Their calling cards are umbrellas, tissue packets, and flowers. Hustling tourists at historic sites, or hawking their wares at stoplights, dark-skinned migrants, from Africa and South Asia, are a common sight in contemporary Italy. Little do visitors to the country know what these Italian-speaking foreigners signify about the country’s economy. They’re not just tourists, trying to turn a quick buck, but the top-level layer of a domestic labor force that has become increasingly international over the years.
Hailing primarily from Central and North Africa, Sri Lanka and Bangladesh, such workers make up the lowest rungs of Italy’s fragile economy. Some of them are legal. An equal number are not. Regardless of their status, they share in common exceedingly low wages, and inhuman treatment, at the hands of both licensed and black market businesses.

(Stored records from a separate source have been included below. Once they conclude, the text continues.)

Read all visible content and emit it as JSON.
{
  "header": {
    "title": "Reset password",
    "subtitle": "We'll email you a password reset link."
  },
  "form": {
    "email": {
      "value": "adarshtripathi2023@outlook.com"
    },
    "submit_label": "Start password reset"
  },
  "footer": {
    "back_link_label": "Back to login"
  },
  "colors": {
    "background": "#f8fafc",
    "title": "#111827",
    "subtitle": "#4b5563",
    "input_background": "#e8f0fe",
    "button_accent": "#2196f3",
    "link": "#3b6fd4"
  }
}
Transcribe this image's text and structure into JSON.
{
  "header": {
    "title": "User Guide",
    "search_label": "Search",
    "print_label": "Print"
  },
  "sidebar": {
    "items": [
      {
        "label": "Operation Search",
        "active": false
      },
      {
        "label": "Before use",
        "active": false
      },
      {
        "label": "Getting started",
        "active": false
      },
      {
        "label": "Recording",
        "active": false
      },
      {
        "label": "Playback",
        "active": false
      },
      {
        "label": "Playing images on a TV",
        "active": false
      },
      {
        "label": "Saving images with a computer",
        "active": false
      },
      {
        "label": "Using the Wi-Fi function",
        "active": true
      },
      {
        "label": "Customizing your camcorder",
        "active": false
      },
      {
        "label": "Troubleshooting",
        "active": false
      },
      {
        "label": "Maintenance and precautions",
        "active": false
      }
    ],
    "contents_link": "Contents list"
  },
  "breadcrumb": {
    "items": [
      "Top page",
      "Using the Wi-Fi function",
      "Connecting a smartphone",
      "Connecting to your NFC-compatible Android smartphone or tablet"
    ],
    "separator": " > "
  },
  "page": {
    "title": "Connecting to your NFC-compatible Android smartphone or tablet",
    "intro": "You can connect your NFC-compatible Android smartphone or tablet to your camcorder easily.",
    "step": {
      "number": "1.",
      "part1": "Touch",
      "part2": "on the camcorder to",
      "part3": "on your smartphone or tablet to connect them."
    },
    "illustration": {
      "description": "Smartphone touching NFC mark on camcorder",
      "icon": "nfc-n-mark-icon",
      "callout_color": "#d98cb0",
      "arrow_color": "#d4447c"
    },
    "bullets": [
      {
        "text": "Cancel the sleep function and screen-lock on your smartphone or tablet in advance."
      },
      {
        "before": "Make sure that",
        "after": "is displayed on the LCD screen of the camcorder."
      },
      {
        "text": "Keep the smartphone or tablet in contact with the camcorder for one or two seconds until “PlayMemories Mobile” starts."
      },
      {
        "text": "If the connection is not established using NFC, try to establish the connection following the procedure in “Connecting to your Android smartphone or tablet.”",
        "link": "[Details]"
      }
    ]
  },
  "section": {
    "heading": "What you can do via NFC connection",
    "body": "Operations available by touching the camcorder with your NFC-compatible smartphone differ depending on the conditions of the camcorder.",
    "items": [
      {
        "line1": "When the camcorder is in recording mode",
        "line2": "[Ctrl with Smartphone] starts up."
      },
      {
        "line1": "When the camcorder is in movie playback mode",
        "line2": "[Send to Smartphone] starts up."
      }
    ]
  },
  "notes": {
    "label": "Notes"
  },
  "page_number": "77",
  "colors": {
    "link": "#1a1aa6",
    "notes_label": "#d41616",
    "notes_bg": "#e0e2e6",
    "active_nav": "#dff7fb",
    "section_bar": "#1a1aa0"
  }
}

One trade in which migrant workers are especially ubiquitous is agriculture. Working seasonal harvests, in Calabrian towns such as Rosarno, African workers are especially visible, and live in appalling conditions. The Turin anarchist flyer above, entitled Bitter Oranges, narrates part of their plight. For anyone familiar with labor struggles in Italy, its disclosures will be familiar. However, with this flyer, there’s a twist. It isn’t just preoccupied with the plight of foreign workers. What it describes is the parallel exploitation of Italian workers, as though they were migrants, too. The linkage here is, in most respects, common sense. That is, if you are open to the idea that exploitation is universal, and not necessarily restricted to race, or national identity. Italians become black, and vice versa, as the logic goes. The only color that really matters, contends the flyer, is that of money.
Oranges, tangerines, clementines, beautifully displayed in Turin markets, have been harvested by seasonal workers, paid 50 cents for an orange crate, and 1 Euro for a tangerines crate. Each crate weighs 18/20 kilos. In one working day, the average sum reaches 25 Euros. Under the counter, and not every day, but only when the recruiter hired by the owner decides to choose you. If you raise your head, if you complain about the working pace or about the pay, you can leave as well, because no one will call you again.
Media tell us about epochal migrations and never ending-emergencies to justify workers’ indecent living conditions. No tents or functioning toilets for them when arriving at the Gioia Tauro plain for the citrus harvest. Don’t even mention renting a house. In Rosarno or San Ferdinando, a room costs as though it was in the center of Milan or Rome. Actually, little money would be enough to organize respectable structures. Public lists would be enough to exclude recruiters. It would be enough for those making the money, and a lot, for seasonal workers, to put a little of their earnings towards grant workers a bed and a shower. But no. And so, the camps quickly burst, surrounded by shacks of asbestos plates and plastic sheets; so, instead of toilets, open-air ground holes.
The emergency is a hoax, we are told, because it’s easier to imagine a totally African famine than to face (its) reality. Reality consists of Northern (Italian) factory workers who lost their jobs, and have come to harvest to get a salary; reality is made of people applying for asylum and waiting for two years (for) the answer that would allow them to move, and look for a more secure job. The Libya War ended two years ago, but the refugees from that conflict still live in stateless limbo. If we could see reality, we would see that the condition of the African workers in Rosarno has become the condition of a large part of Italian workers. The only emergency is that of daily exploitation with no limits, because for the owners, skin color doesn’t matter. The only thing that does matter is the color of money.
The oranges we eat are always more bitter.
Saturday 26 of January: Traveling exhibit about new slaves of (the) orange harvest, and flyering in Turin’s popular district markets. Start at 9.30 AM from Corso Palermo 46.
Turin Anarchist Federation: FAI
Corso Palermo: Meetings every Thursday at 9pm.
Translated from the Italian by Giulia Pace. Introduction and photograph courtesy of Joel Schalit.